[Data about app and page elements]
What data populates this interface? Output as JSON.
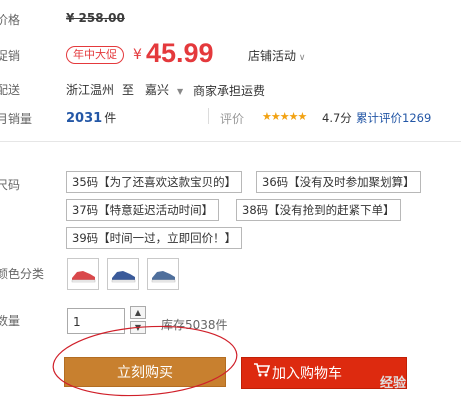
{
  "price_row": {
    "label": "价格",
    "original_price": "¥ 258.00"
  },
  "promo_row": {
    "label": "促销",
    "badge": "年中大促",
    "currency": "¥",
    "price": "45.99",
    "shop_event": "店铺活动"
  },
  "shipping_row": {
    "label": "配送",
    "from": "浙江温州",
    "to_word": "至",
    "destination": "嘉兴",
    "note": "商家承担运费"
  },
  "sales_row": {
    "label": "月销量",
    "count": "2031",
    "unit": "件",
    "rating_label": "评价",
    "stars": "★★★★★",
    "score": "4.7分",
    "reviews": "累计评价1269"
  },
  "size_row": {
    "label": "尺码",
    "options": [
      "35码【为了还喜欢这款宝贝的】",
      "36码【没有及时参加聚划算】",
      "37码【特意延迟活动时间】",
      "38码【没有抢到的赶紧下单】",
      "39码【时间一过，立即回价！】"
    ]
  },
  "color_row": {
    "label": "颜色分类",
    "swatch_colors": [
      "#d9484b",
      "#3a5a9a",
      "#4f6f9c"
    ]
  },
  "qty_row": {
    "label": "数量",
    "value": "1",
    "stock": "库存5038件"
  },
  "actions": {
    "buy_label": "立刻购买",
    "cart_label": "加入购物车",
    "highlight_color": "#d0202a"
  },
  "watermark": {
    "text": "经验"
  }
}
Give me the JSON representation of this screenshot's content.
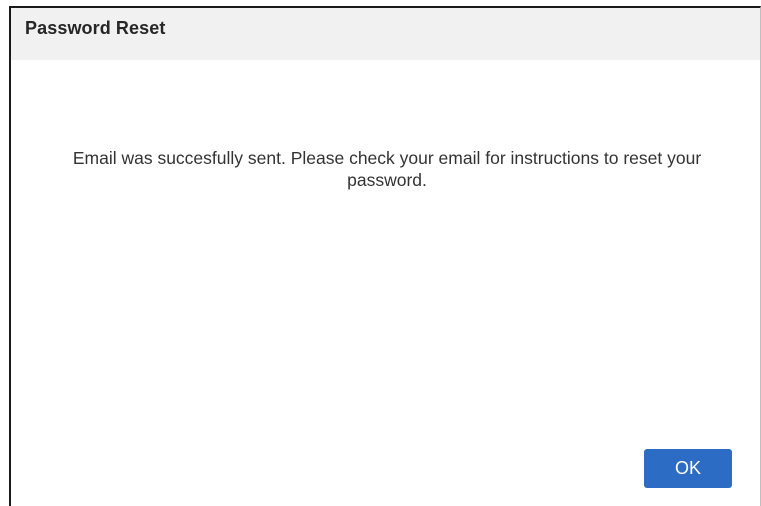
{
  "dialog": {
    "title": "Password Reset",
    "message": "Email was succesfully sent. Please check your email for instructions to reset your password.",
    "ok_label": "OK"
  },
  "colors": {
    "title_bar_bg": "#f1f1f1",
    "button_bg": "#2d6cc4",
    "button_text": "#ffffff",
    "text": "#333333"
  }
}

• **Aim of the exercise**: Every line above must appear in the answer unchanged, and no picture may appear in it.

• **Your solution**:
What data populates this interface? Output as JSON.
{
  "price_row": {
    "label": "价格",
    "original_price": "¥ 258.00"
  },
  "promo_row": {
    "label": "促销",
    "badge": "年中大促",
    "currency": "¥",
    "price": "45.99",
    "shop_event": "店铺活动"
  },
  "shipping_row": {
    "label": "配送",
    "from": "浙江温州",
    "to_word": "至",
    "destination": "嘉兴",
    "note": "商家承担运费"
  },
  "sales_row": {
    "label": "月销量",
    "count": "2031",
    "unit": "件",
    "rating_label": "评价",
    "stars": "★★★★★",
    "score": "4.7分",
    "reviews": "累计评价1269"
  },
  "size_row": {
    "label": "尺码",
    "options": [
      "35码【为了还喜欢这款宝贝的】",
      "36码【没有及时参加聚划算】",
      "37码【特意延迟活动时间】",
      "38码【没有抢到的赶紧下单】",
      "39码【时间一过，立即回价！】"
    ]
  },
  "color_row": {
    "label": "颜色分类",
    "swatch_colors": [
      "#d9484b",
      "#3a5a9a",
      "#4f6f9c"
    ]
  },
  "qty_row": {
    "label": "数量",
    "value": "1",
    "stock": "库存5038件"
  },
  "actions": {
    "buy_label": "立刻购买",
    "cart_label": "加入购物车",
    "highlight_color": "#d0202a"
  },
  "watermark": {
    "text": "经验"
  }
}
Give me the JSON representation of this screenshot's content.
{
  "dialog": {
    "title": "Password Reset",
    "message": "Email was succesfully sent. Please check your email for instructions to reset your password.",
    "ok_label": "OK"
  },
  "colors": {
    "title_bar_bg": "#f1f1f1",
    "button_bg": "#2d6cc4",
    "button_text": "#ffffff",
    "text": "#333333"
  }
}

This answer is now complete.